_Exercise goal_. Tell me how many lines in the data below hold the string "signature", and say nothing else.

Data about app and page elements
* * * * * * * * *

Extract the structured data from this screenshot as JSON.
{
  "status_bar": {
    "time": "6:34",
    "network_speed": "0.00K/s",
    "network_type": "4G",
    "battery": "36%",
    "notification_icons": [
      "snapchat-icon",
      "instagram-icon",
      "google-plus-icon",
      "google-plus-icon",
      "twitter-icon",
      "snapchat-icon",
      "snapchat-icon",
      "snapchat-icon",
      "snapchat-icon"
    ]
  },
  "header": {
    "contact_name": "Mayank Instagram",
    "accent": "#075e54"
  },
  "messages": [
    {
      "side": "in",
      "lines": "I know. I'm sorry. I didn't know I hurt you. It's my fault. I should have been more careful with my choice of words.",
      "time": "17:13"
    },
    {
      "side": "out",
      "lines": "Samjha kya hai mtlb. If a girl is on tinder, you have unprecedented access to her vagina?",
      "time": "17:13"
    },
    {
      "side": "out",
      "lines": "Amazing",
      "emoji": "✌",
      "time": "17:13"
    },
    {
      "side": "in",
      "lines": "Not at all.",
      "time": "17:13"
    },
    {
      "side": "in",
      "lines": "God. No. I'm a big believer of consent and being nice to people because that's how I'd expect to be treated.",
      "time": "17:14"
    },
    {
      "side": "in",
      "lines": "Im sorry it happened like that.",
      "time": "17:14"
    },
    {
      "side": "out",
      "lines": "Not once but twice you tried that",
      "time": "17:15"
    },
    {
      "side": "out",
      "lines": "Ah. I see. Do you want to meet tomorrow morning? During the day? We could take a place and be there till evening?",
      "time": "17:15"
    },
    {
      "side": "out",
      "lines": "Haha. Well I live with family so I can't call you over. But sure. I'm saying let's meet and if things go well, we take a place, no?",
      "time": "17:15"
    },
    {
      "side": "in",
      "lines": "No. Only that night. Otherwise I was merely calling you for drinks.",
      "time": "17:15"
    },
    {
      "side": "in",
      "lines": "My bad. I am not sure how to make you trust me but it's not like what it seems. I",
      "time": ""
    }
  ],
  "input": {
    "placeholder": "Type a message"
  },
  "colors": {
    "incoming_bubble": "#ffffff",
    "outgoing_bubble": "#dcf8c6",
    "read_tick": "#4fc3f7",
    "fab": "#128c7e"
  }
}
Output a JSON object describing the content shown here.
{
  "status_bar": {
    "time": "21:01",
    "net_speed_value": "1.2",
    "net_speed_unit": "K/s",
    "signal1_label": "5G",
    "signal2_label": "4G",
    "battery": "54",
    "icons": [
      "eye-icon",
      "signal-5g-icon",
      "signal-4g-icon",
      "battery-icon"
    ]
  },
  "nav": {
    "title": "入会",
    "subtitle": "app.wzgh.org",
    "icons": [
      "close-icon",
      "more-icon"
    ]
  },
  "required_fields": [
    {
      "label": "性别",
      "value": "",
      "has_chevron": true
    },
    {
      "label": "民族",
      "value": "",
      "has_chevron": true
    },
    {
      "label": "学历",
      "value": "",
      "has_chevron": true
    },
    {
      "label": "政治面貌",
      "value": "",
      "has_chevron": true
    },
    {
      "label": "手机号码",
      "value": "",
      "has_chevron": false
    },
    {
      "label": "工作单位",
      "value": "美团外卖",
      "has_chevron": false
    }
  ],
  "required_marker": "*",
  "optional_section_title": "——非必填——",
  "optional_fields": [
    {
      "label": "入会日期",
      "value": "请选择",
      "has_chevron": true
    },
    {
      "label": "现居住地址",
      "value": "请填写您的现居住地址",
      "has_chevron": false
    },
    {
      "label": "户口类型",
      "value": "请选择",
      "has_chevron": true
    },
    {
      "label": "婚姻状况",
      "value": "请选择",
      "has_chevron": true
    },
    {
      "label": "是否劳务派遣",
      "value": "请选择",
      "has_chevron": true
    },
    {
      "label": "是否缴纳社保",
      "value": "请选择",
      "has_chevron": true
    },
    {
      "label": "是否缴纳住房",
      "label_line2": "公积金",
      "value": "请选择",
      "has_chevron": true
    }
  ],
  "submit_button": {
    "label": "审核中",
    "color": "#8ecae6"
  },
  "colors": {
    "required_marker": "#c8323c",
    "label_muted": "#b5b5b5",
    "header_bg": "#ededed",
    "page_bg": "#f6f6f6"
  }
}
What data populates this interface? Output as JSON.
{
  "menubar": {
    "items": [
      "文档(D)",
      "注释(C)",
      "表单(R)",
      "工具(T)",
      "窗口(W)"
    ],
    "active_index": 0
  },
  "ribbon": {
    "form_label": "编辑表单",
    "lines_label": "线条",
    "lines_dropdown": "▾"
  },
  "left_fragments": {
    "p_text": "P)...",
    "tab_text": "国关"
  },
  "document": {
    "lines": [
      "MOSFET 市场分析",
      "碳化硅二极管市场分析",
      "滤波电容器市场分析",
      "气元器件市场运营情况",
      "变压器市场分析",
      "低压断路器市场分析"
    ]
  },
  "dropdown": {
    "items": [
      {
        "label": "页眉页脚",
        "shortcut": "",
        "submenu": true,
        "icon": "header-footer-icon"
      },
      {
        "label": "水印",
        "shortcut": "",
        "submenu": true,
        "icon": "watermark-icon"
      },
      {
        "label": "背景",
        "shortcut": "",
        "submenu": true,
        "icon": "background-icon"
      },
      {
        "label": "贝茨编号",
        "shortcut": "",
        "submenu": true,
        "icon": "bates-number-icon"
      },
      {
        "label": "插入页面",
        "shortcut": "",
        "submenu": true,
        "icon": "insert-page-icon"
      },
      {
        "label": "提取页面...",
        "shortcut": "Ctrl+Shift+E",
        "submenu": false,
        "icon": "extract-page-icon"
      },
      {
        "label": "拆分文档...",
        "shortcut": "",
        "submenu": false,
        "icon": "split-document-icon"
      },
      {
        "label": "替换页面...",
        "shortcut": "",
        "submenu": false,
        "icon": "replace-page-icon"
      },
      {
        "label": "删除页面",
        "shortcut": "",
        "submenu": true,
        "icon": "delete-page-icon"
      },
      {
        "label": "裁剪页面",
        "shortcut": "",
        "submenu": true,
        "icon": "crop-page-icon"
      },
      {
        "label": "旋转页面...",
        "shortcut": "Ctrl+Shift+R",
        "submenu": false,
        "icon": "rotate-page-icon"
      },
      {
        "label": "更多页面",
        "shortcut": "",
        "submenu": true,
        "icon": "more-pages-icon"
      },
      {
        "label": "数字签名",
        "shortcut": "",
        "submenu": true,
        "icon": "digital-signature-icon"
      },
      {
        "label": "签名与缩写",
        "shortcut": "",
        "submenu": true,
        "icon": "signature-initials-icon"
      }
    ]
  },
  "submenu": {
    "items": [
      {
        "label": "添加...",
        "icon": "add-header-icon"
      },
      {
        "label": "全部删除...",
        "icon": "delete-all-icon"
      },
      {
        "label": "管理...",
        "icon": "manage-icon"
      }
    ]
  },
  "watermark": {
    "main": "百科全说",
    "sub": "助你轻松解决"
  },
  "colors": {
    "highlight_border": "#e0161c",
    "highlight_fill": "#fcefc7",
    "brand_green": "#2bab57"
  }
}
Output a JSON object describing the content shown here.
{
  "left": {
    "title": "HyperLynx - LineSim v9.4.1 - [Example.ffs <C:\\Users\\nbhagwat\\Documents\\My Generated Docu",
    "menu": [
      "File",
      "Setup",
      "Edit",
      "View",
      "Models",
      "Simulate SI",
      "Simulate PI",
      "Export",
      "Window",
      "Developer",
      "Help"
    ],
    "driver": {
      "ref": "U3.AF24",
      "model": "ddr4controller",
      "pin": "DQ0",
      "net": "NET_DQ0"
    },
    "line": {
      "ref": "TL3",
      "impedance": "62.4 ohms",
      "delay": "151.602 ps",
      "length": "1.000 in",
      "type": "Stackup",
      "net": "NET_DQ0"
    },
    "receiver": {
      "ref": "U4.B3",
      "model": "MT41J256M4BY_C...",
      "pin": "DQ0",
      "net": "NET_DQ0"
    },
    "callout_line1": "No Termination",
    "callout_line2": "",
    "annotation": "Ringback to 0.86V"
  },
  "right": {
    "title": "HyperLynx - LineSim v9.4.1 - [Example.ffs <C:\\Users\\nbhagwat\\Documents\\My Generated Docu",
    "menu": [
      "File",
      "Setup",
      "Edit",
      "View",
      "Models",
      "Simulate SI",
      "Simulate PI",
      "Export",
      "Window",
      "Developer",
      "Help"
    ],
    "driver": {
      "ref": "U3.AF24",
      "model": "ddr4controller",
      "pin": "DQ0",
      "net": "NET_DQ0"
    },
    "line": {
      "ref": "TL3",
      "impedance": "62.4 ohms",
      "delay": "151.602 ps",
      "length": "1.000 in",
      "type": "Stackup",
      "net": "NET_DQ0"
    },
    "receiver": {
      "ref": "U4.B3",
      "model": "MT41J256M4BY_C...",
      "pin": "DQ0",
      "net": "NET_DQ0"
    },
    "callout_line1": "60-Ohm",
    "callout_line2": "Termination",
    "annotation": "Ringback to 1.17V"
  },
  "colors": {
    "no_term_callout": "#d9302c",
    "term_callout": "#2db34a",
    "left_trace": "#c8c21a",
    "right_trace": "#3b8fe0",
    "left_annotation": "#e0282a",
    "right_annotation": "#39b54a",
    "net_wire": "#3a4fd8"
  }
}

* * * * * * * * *

_Written solution_. 2